I am already standing in the door when Pirato suddenly waves to me and points to a white plastic wall clock. It looks old but well cared for, it only hangs a little sloppy. The hands have stopped at 2:48. I ask him if the watch is broken or why it sticks at his time. His sister answers. “The clock? It has always been hanging here. It’s from our mother. “
I ask her what’s so special about the watch. She thinks for a moment. Then she answers. “I think the watch was a gift to our mother. Or someone brought it with them. I don’t really know that anymore. ” Then I ask her why the clock has stopped. Now she has to laugh briefly. “Oh, it has always been there and has never worked. At least not since I can think. “
We say goodbye. When I turn around again, I discover the children. They were waiting for me in the shade of a mango tree. No matter, I think to myself, go to the other side of the street and buy a couple of candy bars in a small shop and divide them evenly among the children. Together we stand on the street and silently eat melted chocolate bars. An old Vespa chugs past and disappears in the evening sun. Maybe that’s one of the ships that ran around here, from India, or maybe from Italy. Then I move on.
“I started photography because I was always too lazy to write. Now, I am in my thirties and out of excuses.

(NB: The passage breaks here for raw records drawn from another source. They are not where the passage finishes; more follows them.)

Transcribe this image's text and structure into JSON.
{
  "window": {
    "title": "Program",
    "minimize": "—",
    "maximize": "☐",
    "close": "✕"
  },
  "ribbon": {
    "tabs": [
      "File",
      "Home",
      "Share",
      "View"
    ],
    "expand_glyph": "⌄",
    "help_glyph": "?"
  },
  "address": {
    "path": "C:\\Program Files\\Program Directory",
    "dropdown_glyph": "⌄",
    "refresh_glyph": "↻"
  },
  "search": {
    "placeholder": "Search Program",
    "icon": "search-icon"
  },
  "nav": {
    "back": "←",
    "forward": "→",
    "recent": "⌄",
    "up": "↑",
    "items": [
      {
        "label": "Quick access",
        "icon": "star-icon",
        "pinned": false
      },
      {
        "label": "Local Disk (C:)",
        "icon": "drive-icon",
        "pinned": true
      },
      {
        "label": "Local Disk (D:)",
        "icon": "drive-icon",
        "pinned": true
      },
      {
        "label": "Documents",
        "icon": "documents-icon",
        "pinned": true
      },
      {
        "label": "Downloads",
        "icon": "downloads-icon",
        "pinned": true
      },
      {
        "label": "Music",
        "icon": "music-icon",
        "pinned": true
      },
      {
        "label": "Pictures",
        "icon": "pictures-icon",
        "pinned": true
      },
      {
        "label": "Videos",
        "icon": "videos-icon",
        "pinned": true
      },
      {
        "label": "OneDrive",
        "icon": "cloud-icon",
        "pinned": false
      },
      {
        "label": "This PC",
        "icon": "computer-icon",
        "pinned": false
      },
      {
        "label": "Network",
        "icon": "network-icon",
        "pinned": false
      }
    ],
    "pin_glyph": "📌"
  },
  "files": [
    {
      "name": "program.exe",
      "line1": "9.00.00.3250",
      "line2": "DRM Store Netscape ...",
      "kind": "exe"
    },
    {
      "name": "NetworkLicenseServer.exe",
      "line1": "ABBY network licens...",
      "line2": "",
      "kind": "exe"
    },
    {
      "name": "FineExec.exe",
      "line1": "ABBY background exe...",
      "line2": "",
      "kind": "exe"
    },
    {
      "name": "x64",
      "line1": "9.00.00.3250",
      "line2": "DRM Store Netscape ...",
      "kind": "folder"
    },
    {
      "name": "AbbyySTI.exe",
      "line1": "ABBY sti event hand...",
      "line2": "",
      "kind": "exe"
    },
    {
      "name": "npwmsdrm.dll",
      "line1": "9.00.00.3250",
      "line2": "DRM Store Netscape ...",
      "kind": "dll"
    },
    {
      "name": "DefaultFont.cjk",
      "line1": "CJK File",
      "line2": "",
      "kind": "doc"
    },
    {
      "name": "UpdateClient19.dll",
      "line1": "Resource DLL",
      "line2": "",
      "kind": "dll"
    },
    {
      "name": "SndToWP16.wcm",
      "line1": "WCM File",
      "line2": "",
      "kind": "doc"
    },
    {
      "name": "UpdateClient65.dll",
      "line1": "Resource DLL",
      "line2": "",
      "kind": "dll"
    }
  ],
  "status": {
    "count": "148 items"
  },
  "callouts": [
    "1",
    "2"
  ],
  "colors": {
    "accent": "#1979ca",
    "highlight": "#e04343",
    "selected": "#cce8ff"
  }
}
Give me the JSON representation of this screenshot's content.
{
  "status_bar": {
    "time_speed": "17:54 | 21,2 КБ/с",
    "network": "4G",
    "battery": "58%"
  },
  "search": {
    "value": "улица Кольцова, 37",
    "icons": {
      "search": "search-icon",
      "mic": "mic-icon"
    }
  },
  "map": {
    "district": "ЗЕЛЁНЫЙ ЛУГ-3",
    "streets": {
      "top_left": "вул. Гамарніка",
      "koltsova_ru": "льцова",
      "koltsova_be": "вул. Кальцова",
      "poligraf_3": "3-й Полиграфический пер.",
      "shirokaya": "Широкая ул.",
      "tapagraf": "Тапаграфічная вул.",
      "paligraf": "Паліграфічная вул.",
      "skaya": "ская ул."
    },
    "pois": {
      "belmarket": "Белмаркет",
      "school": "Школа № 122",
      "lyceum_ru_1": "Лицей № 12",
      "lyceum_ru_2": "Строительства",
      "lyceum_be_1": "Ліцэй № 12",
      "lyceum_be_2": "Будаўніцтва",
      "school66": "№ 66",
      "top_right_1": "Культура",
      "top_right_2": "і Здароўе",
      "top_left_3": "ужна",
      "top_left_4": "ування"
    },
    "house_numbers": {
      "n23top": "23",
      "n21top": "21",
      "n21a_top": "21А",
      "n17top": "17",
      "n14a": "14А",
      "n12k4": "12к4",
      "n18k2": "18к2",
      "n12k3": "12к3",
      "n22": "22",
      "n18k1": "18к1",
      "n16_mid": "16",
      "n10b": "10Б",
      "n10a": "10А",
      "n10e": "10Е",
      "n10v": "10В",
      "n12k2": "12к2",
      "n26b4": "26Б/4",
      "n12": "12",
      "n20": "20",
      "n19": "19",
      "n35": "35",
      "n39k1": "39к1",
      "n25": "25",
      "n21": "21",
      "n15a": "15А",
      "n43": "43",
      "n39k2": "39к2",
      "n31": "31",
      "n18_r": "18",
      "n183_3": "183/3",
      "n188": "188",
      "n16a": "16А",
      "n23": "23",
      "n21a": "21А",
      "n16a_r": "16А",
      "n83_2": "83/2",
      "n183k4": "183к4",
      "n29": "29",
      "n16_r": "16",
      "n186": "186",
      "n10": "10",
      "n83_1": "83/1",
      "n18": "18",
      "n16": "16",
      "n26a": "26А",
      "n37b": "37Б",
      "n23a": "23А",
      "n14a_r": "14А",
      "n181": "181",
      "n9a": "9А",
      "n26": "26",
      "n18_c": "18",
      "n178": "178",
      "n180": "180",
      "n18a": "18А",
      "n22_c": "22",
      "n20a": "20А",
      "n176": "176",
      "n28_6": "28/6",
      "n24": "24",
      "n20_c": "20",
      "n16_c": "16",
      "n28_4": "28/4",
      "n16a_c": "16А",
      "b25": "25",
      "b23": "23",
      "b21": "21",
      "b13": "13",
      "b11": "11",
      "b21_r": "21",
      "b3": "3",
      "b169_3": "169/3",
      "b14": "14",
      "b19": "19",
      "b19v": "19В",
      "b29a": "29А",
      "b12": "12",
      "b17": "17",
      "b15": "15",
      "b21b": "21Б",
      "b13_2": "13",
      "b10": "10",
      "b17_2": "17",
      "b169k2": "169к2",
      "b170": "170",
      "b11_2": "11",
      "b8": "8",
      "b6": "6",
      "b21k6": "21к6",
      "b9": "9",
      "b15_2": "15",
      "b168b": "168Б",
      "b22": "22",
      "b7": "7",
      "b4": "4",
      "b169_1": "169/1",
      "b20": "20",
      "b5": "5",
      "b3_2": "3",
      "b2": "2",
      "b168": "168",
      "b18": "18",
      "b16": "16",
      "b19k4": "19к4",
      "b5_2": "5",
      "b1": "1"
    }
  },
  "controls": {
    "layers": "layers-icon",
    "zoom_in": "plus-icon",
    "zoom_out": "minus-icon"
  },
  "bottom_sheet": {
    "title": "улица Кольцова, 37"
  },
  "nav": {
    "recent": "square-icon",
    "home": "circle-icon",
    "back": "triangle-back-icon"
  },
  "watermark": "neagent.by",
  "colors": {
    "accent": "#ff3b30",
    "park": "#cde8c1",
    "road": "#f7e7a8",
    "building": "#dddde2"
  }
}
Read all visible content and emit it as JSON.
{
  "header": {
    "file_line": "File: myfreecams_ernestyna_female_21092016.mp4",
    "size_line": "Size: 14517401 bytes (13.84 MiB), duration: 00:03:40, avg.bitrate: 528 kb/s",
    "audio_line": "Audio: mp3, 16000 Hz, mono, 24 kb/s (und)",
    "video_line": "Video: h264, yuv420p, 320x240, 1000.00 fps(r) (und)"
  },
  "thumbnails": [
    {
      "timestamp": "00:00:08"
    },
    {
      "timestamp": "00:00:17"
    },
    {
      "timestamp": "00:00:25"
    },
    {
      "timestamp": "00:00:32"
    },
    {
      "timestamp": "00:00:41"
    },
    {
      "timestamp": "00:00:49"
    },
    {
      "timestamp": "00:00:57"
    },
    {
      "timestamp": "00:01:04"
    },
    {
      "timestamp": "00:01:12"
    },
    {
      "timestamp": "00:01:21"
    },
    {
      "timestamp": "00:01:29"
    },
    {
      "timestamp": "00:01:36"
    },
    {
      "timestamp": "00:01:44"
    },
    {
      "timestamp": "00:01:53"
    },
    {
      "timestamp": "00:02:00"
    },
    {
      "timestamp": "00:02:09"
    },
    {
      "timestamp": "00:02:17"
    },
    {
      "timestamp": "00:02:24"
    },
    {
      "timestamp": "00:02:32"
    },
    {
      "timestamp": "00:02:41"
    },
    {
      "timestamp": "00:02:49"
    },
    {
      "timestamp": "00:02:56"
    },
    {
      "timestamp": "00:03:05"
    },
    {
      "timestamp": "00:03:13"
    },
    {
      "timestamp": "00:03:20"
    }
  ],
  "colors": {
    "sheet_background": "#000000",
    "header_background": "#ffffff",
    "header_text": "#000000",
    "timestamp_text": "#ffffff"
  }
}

In my professional life, I am a Berlin-based field researcher and strategic designer, writer, photographer, and co-founder of the design collective Lovolab. I specialise in identifying patterns in human interaction and behavior. My work has brought me to countries such as Tanzania, Rwanda, Uganda, Kenya, and, well, Germany. Sometimes I turn the things I hear and see into visual and written stories, such as Vespa Island. Also, I’ve got a thing for coconut trees and coffee grinders.”